I’ve skimmed Nagel’s book, and it’s a lot of ponderous musing with no foundation in evidence at all. Vernon’s article is no better. It’s enough that Nagel is an advocate for teleology, and that’s really all he can say about it: “he wonders whether science needs to entertain the possibility that a teleological trend is immanent in nature.” “Wondering” is cheap, evidence is hard. He basically finds it inconceivable that all of the universe could have natural causes, so therefore science is inadequate, so therefore we ought to be considering supernatural factors.

You know, that’s a really stupid argument. If you want the details on the poverty of Nagel’s book, read Leiter & Weisberg’s review." - PZ Myers


Anonymous said...

Creationists never actually advance any real scientific evidence for their beliefs (which after all are just based on ancient middle-eastern myths, which were probably only meant as allegories in the first place). All Creationists do is try to pick holes in scientific research by misrepresenting it and by deliberate obfuscation (yes, "wondering" and "musing" is about all it amounts to).

Stan B said...

The point of the article is not whether "Creationism" is Science, or whether "Evolution" is the only possible explanation for our existence (it's not - as the Creationists point out). The point is that we have people who have been very generous to a university being criticized NOT for attempting to influence that university's teaching policies or curriculum, but for being generous to another institution that does not adhere to what can most generously be described as the "evolutionary dogma."

We criticize religious zealots for their "overly emotional" reactions to attacks on their core beliefs, but we never recognize the same emotional volcanoes that lie just beneath the thin veneer of our own "scientific" beliefs.

And anon 6:24 - if All Creationists do is try to pick holes in scientific research by whatever means, then they are no worse than Scientists pursuing competing theories - and don't even try to tell me that "Scientists" don't "misrepresent" other people's research or deliberately "obfuscate" it - I've watched the CAGW debate too long to accept that statement as anything but wishful thinking.

Your Name Is said...

Stan, if you hate science so much, why are you using a god damn computer?

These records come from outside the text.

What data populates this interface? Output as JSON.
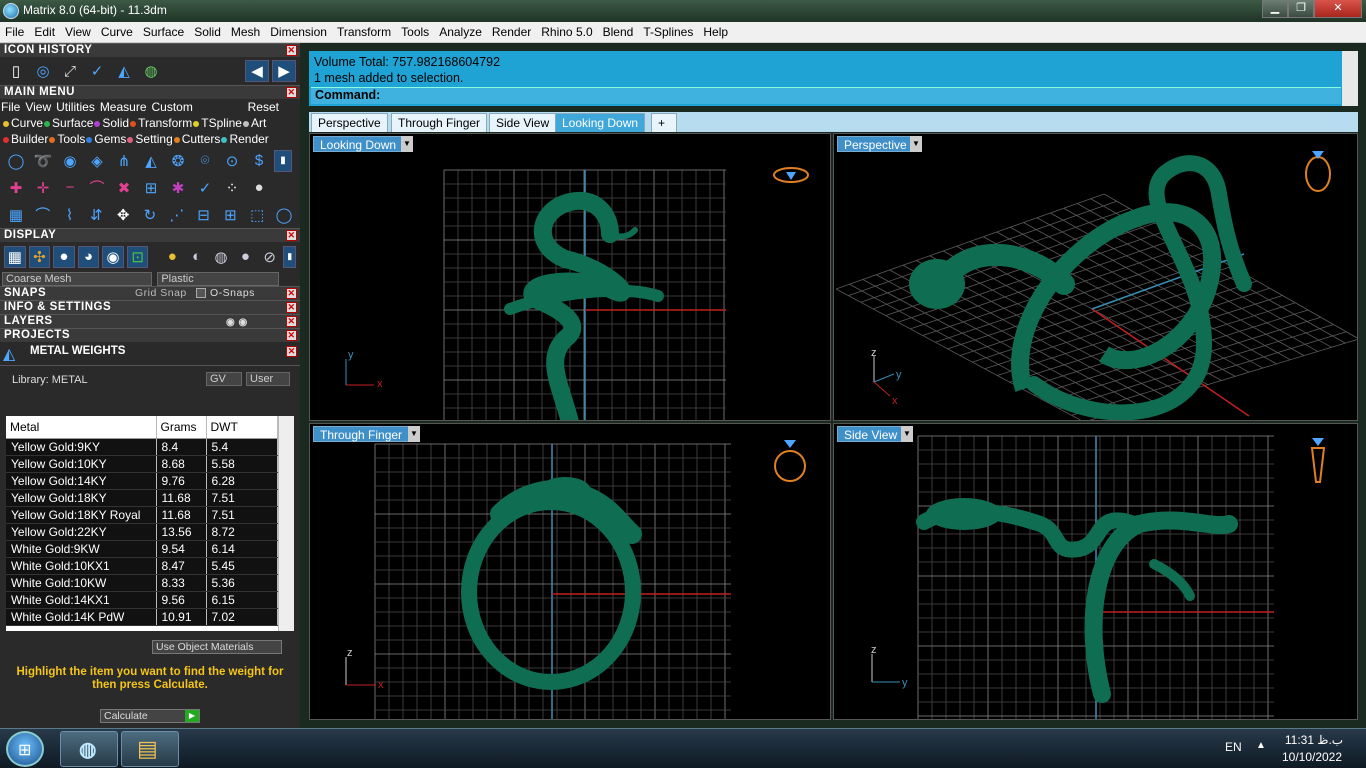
{
  "window": {
    "title": "Matrix 8.0 (64-bit) - 11.3dm",
    "min": "▁",
    "max": "❐",
    "close": "✕"
  },
  "menubar": [
    "File",
    "Edit",
    "View",
    "Curve",
    "Surface",
    "Solid",
    "Mesh",
    "Dimension",
    "Transform",
    "Tools",
    "Analyze",
    "Render",
    "Rhino 5.0",
    "Blend",
    "T-Splines",
    "Help"
  ],
  "left": {
    "icon_history": "ICON HISTORY",
    "main_menu": "MAIN MENU",
    "submenu": [
      "File",
      "View",
      "Utilities",
      "Measure",
      "Custom"
    ],
    "reset": "Reset",
    "cats_row1": [
      {
        "label": "Curve",
        "color": "#e8c030"
      },
      {
        "label": "Surface",
        "color": "#30b050"
      },
      {
        "label": "Solid",
        "color": "#b040d0"
      },
      {
        "label": "Transform",
        "color": "#e05020"
      },
      {
        "label": "TSpline",
        "color": "#e0d020"
      },
      {
        "label": "Art",
        "color": "#c0c0c0"
      }
    ],
    "cats_row2": [
      {
        "label": "Builder",
        "color": "#e03030"
      },
      {
        "label": "Tools",
        "color": "#e07020"
      },
      {
        "label": "Gems",
        "color": "#3080e0"
      },
      {
        "label": "Setting",
        "color": "#e06080"
      },
      {
        "label": "Cutters",
        "color": "#e08020"
      },
      {
        "label": "Render",
        "color": "#40c0c0"
      }
    ],
    "display": "DISPLAY",
    "mesh_mode": "Coarse Mesh",
    "material": "Plastic",
    "snaps": "SNAPS",
    "grid_snap": "Grid Snap",
    "osnaps": "O-Snaps",
    "info": "INFO & SETTINGS",
    "layers": "LAYERS",
    "projects": "PROJECTS",
    "metal_weights": "METAL WEIGHTS",
    "library": "Library: METAL",
    "gv": "GV",
    "user": "User",
    "columns": [
      "Metal",
      "Grams",
      "DWT"
    ],
    "rows": [
      [
        "Yellow Gold:9KY",
        "8.4",
        "5.4"
      ],
      [
        "Yellow Gold:10KY",
        "8.68",
        "5.58"
      ],
      [
        "Yellow Gold:14KY",
        "9.76",
        "6.28"
      ],
      [
        "Yellow Gold:18KY",
        "11.68",
        "7.51"
      ],
      [
        "Yellow Gold:18KY Royal",
        "11.68",
        "7.51"
      ],
      [
        "Yellow Gold:22KY",
        "13.56",
        "8.72"
      ],
      [
        "White Gold:9KW",
        "9.54",
        "6.14"
      ],
      [
        "White Gold:10KX1",
        "8.47",
        "5.45"
      ],
      [
        "White Gold:10KW",
        "8.33",
        "5.36"
      ],
      [
        "White Gold:14KX1",
        "9.56",
        "6.15"
      ],
      [
        "White Gold:14K PdW",
        "10.91",
        "7.02"
      ]
    ],
    "use_obj": "Use Object Materials",
    "hint": "Highlight the item you want to find the weight for then press Calculate.",
    "calculate": "Calculate"
  },
  "command": {
    "line1": "Volume Total: 757.982168604792",
    "line2": "1 mesh added to selection.",
    "prompt": "Command:"
  },
  "tabs": [
    "Perspective",
    "Through Finger",
    "Side View",
    "Looking Down",
    "+"
  ],
  "viewports": {
    "tl": "Looking Down",
    "tr": "Perspective",
    "bl": "Through Finger",
    "br": "Side View"
  },
  "axes": {
    "x": "x",
    "y": "y",
    "z": "z"
  },
  "taskbar": {
    "lang": "EN",
    "time": "11:31 ب.ظ",
    "date": "10/10/2022"
  },
  "colors": {
    "accent": "#1ea3d4",
    "model": "#0f6e52",
    "grid": "#7a7a7a"
  }
}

Anonymous said...

Scientific theories are based on scientific evidence, even if different scientists may have competing opinions. However, Creationists never put forward actual scientific evidence for their own Creationist beliefs - which are not "theories" in the scientific sense, but usually just pure speculation about what might support their pre-existing religious ideas or literal interpretations of the Bible or other "holy-books".

The misrepresentation or misunderstanding by Creationists about generally accepted scientific findings, such as biological evolution, is so often of the egregious kind, such as the comments of 3:52 AM.

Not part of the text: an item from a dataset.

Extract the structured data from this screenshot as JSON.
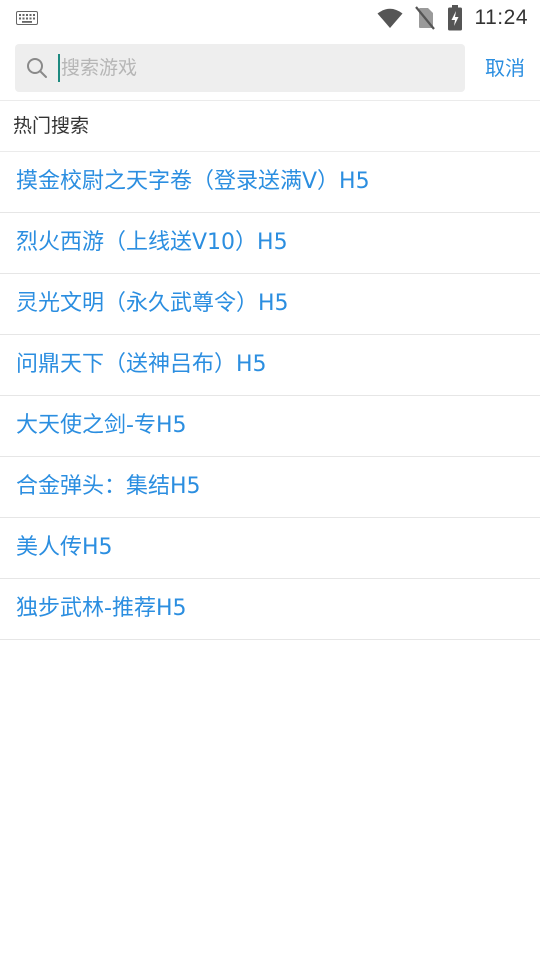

Bird of Pardise said...

Theres some truth in the name of hat movie EXPELLED NO INTELLEGENT ALLOWED dawinism is STUPID

Uno Hu said...

Come on people, quit avoiding the elephant in the room and talking around the subject. We all know anyone who rejects any part of Darwin's Theory of the Evolution of the Species" is ignorant and malevolent. There is no point in further discussion of that.

We need to decide now what length of prison term should be imposed upon such a malefactor.

Anonymous said...

Anon 3:52- and you're wrong.
And ignorant. If you don't understand the Laws of Thermodynamics (and you don't), or basic genetics (and you don't) you should try reading a book on physics or genetics. Just a hint.

PROTIP- if you look at the 2nd Law sometime, the words you are needing to understand are "isolated system". You're welcome.

Anonymous said...

11:06 Creationists like 3:52 just regurgitate what they've been told are arguments against scientific findings they don't like by misinterpreting other scientific findings; and the mis-application of the 2nd Law of Thermodynamics is a classic example that's even become a joke because it's become such a standby for Creationists (most of whom probably and evidently never actually bother to examine such scientific Laws).